(Dataset rows describing interfaces)
○ ○ ○ ○ ○ ○ ○

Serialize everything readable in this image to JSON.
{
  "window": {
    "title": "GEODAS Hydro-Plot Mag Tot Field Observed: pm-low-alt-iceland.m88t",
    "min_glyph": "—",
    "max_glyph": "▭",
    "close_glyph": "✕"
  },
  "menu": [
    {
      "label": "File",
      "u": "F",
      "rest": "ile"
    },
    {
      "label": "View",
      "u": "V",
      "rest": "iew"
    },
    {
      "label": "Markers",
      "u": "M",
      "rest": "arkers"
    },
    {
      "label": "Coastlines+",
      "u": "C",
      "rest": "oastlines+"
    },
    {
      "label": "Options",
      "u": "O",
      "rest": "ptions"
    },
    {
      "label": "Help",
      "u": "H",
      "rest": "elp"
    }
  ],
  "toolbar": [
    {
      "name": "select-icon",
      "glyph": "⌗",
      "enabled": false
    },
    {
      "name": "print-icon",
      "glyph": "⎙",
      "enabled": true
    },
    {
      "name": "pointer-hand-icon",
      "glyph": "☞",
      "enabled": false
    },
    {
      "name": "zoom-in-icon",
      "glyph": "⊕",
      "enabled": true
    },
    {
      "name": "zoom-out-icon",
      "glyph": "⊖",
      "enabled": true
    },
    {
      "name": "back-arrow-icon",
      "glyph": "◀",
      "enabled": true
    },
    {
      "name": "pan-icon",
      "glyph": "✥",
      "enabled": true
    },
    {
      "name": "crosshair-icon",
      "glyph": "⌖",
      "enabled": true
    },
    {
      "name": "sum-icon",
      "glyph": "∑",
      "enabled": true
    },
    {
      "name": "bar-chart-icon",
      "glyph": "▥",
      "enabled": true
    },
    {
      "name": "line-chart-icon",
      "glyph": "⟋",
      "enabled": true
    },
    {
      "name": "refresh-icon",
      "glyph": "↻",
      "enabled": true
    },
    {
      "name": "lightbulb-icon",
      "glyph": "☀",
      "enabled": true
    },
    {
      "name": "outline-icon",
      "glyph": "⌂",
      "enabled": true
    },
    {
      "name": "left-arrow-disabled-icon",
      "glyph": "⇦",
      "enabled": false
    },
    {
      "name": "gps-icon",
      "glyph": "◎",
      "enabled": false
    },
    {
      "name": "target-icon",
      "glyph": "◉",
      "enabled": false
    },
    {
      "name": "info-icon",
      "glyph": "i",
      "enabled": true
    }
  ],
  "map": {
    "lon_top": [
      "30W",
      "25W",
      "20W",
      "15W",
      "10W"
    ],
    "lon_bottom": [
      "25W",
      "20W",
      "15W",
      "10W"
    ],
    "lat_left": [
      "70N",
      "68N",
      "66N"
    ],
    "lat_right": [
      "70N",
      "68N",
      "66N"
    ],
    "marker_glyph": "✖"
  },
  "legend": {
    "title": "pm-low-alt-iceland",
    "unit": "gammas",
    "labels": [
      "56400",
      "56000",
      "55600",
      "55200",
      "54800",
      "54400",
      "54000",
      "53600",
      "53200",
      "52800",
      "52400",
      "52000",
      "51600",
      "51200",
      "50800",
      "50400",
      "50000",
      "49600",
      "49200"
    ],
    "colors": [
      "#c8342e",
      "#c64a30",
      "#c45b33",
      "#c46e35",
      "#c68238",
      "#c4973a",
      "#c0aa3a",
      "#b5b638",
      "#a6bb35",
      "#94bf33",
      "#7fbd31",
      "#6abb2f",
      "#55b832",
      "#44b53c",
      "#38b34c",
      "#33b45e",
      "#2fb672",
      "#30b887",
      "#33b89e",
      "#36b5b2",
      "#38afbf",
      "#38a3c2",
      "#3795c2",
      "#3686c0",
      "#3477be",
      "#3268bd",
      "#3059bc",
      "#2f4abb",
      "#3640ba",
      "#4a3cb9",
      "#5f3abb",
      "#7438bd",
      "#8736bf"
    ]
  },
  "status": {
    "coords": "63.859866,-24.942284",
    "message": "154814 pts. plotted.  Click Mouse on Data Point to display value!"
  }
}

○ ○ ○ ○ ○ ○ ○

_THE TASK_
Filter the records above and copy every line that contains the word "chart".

_ANSWER SECTION_
      "name": "bar-chart-icon",
      "name": "line-chart-icon",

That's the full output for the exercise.